Recently, GLSEN released a research brief revealing that Michigan schools are among the most unsafe in the nation. According to their research, nearly nine out of 10 Michigan LGBT students experienced verbal harassment in the past year because of their sexual orientation, while many others said they had also been physically harassed or assaulted.
Day of Silence marks these students’ inability to speak out about the harassment they experience. With Michigan lagging behind in terms of passing legislation to protect LGBT students, GLSEN and others are taking action to make sure that students feel safe to both speak out – both with their words and with their silence.
“As Michigan students prepare for the National Day of Silence to bring attention to anti-LGBT bullying and harassment, we learn just how pervasive the problem is in Michigan schools,” GLSEN Executive Director Eliza Byard said.
“Despite several opportunities to pass a comprehensive anti-bullying law, Michigan has lagged behind other states in taking the simple and effective steps to begin addressing anti-LGBT bullying and harassment. Michigan and all its schools need to commit to making sure that schools are safe for all students.”
The international Quaker group American Friends Service Committee shares the sentiments. This year, their Michigan-based Inclusive Justice Program, in conjunction with the AFSC’s Faith Action Network, is launching its first-ever Day of Silence effort that will reach across the entire state.
While students in schools throughout Michigan will participate with their Gay Straight Alliances and individually, and while places like the Ruth Ellis Center of Highland Park will give youth a safe space to honor the day, the IJP’s effort will unite youth throughout five counties with a slew of events.
Heather Grace, director of the AFSC’s Inclusive Justice Program, said the programming focuses on the intersection of faith and sexuality. “One of the things that we find so important about participating in a National Day of Silence is that silence is a spiritual and peacemaking tool Quakers and other faith traditions have long utilized to transform the world,” she explained. “It’s imperative for people of faith and spirit to support students who are dealing with bullying every day, to listen to youth speak and hold a space for them when they are silent.”
The IJP’s programming plans to oversee both happenings during the next week and a half.
Their events will take place in Kalamazoo, Livingston, Ingham and Wayne Counties, and one was already held in Washtenaw County on April 15. They focus on two programs of the IJP called Lift Every Voice and I Divine, both created within the past few months. The first consists of recordings of LGBTQI and allied people speaking about their experiences with faith and sexuality. I Divine will give 50 youth the chance to express how spirituality and sexuality fit into their life through photos taken by cameras provided at each county’s event.
All videos and photos will be posted on the Faith Action Network Web site, another program of the AFSC.
But more than just offering these opportunities for youth to voice their opinions on religion and LGBT issues, Grace explained that the IJP’s primary goal was to support Michigan students throughout their participation in the Day of Silence.

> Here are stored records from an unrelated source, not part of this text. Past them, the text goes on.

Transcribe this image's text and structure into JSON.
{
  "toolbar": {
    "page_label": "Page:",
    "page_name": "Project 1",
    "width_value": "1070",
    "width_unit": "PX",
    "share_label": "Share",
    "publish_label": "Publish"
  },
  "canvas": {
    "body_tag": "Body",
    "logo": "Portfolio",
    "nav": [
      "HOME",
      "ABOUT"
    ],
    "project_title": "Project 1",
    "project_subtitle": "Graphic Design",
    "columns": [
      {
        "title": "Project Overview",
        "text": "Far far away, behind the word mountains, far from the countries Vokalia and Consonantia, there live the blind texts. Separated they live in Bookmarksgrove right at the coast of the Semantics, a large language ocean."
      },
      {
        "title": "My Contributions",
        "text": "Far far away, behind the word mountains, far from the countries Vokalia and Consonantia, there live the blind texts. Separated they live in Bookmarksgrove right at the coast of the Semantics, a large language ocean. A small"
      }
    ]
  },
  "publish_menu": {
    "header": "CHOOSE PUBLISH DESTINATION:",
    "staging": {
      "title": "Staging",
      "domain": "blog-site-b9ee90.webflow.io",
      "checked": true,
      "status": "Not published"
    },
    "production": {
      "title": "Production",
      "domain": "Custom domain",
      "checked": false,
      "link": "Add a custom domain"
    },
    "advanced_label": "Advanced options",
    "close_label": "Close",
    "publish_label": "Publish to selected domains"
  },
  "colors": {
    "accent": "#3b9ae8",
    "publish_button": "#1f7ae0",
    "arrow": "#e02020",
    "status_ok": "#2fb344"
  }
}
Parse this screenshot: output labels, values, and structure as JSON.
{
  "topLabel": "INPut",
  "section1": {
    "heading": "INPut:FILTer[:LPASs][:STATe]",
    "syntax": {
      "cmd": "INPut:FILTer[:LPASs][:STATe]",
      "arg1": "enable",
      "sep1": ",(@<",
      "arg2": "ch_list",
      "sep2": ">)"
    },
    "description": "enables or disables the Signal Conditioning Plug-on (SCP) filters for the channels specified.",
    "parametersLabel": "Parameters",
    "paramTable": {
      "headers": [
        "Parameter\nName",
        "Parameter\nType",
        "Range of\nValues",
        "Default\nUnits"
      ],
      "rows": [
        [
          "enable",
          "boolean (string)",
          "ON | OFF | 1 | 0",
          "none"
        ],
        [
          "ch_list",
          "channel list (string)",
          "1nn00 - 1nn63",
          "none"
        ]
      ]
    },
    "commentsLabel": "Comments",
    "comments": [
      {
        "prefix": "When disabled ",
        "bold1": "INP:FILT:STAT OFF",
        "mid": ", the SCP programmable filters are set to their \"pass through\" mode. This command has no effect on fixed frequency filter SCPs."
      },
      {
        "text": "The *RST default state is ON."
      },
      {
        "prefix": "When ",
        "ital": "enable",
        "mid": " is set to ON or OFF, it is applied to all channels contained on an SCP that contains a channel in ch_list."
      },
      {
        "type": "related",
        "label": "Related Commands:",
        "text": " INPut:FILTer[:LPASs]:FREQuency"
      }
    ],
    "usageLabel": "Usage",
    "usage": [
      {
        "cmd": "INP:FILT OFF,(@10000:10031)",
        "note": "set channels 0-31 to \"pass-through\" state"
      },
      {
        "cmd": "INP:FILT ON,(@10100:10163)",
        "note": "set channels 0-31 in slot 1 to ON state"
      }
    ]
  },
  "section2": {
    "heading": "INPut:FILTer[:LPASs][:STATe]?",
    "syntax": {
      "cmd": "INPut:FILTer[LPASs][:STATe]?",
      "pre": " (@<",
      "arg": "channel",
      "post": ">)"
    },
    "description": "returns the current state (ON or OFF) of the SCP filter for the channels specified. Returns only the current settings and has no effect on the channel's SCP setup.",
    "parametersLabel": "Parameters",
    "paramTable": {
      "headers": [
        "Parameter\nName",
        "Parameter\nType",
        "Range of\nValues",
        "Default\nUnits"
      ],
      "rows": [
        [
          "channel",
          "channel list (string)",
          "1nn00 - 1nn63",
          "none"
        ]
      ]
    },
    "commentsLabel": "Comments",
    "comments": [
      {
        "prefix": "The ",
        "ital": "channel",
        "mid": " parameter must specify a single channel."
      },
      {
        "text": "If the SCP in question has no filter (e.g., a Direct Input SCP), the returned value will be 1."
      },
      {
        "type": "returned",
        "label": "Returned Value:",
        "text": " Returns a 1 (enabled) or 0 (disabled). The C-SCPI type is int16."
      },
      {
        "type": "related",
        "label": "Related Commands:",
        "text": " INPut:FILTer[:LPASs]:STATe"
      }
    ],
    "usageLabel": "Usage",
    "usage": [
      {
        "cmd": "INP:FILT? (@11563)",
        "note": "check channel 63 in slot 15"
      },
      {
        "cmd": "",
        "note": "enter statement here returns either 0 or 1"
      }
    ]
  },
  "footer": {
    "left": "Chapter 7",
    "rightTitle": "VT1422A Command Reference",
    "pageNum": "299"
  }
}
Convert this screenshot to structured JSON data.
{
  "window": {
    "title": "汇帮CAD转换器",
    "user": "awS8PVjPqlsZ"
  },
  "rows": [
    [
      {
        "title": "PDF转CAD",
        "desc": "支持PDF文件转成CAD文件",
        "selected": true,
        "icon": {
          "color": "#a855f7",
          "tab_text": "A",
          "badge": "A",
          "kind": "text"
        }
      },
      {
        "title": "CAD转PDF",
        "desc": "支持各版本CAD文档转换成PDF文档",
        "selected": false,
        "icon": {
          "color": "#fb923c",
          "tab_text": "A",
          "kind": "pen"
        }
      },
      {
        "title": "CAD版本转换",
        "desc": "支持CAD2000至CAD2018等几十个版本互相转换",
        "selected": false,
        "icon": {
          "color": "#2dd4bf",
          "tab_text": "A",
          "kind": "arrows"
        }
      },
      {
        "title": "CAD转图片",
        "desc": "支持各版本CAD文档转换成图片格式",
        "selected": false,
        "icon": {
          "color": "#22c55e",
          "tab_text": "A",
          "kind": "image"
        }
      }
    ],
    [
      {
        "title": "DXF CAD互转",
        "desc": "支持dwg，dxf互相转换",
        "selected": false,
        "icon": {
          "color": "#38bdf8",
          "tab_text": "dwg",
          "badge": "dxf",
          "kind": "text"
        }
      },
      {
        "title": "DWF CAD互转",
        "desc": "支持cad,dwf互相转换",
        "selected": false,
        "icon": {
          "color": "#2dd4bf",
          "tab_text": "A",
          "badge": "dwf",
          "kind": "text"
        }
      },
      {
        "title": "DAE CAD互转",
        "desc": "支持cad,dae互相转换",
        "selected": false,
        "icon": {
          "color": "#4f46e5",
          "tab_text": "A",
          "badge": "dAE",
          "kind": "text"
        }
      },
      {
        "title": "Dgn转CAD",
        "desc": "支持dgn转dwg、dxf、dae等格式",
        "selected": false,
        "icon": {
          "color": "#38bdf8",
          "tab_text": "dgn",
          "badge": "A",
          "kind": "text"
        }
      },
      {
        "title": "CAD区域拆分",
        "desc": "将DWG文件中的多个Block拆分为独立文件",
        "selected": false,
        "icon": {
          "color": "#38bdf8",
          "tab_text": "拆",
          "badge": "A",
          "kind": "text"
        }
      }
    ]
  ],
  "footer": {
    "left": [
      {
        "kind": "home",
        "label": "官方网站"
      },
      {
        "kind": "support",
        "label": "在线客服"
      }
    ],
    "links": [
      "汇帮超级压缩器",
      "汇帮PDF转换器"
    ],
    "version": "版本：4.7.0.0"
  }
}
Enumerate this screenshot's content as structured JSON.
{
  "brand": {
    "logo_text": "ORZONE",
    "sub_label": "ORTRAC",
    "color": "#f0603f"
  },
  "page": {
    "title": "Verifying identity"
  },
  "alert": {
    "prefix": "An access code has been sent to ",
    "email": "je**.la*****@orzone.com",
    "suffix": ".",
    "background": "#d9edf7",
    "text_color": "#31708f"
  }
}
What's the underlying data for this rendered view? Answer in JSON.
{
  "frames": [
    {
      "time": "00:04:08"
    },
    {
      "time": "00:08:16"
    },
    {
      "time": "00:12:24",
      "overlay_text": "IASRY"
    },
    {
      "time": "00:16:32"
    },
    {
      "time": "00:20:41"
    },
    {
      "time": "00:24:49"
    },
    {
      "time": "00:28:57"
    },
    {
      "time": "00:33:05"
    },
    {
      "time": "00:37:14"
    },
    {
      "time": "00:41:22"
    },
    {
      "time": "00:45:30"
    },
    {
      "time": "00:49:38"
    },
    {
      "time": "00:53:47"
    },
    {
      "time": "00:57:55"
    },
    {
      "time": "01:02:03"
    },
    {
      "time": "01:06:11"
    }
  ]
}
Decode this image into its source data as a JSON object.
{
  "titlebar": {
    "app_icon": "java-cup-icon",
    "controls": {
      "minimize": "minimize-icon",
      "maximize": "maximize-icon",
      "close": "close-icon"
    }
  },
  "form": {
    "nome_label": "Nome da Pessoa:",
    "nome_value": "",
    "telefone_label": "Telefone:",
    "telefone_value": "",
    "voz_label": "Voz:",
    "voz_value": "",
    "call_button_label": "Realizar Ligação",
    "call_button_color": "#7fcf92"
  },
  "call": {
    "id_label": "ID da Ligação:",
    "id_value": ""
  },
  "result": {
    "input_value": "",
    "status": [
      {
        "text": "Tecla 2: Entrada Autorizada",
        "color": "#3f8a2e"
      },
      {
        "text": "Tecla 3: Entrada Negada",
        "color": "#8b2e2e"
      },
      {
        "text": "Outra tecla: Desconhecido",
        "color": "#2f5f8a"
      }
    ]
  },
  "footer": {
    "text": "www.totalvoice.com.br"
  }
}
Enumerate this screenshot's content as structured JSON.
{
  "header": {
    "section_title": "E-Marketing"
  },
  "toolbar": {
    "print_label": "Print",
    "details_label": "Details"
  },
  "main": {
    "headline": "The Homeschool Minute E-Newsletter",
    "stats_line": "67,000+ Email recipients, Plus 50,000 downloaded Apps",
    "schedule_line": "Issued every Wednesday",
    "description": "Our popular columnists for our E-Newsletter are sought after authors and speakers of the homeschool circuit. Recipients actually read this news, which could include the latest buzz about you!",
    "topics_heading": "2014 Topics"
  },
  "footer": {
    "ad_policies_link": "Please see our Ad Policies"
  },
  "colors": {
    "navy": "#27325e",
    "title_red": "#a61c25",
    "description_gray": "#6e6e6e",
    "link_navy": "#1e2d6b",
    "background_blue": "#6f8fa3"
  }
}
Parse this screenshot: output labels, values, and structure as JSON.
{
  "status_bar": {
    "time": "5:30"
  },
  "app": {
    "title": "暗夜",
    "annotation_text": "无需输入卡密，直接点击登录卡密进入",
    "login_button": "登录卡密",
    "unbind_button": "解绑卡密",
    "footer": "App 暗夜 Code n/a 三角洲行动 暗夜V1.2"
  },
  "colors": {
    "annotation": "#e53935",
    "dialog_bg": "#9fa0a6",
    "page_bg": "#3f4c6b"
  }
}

The need for such support, said Grace, was identified by conversations last year with students who took part in the day. “Last year we were in Huron Valley and we met with 40 students along with the Triangle Foundation who participated in Day of Silence, but they couldn’t even call it that because their board there had prevented them from doing so,” she said. “It’s constantly a challenge working in small communities across the state that kids are even silenced from even trying to identify the silence in the first place.”
As such, this year Grace and her team plan to help students be active and vocal – or, on April 17, not vocal – safely, openly and without fear of harassment or opposition from school officials. Without anti-bullying legislation in place, the need for outside support is crucial. “We’re trying to make sure that students are supported both before and after and at the Day of Silence,” Grace added. “That way the dialogue continues and the students still feel supported.”
However, Grace and other supporters of the Day of Silence recognize that the greatest resistance may come from anti-gay religious groups. Every year, the American Family Association of Michigan sends out e-mails urging parents to pull their kids out of school on Day of Silence to thwart exposure to and participation in the event. Unfortunately, the fear tactics often work.
But Grace said she sees opposition as an opportunity for dialogue. “Backlash is dialogue in and of itself, so I think that essentially, dialogue is what needs to happen,” she said. “…If (backlash) happens, I think that just presents more opportunity for dialogue. …That’s really what our program tries to do, is build peace by understanding.”
As for their own events, Grace said opponents would be welcome at the table, but that the Inclusive Justice Program’s primary responsibility is to the students. “Youth are already being empowered to speak out,” she said. “On the Day of Silence, they’ll be quiet, but both before and after, we want to provide an opportunity for them to speak out.”
To learn more about the AFSC’s events for the Day of Silence, visit http://www.faithactionnetwork.org.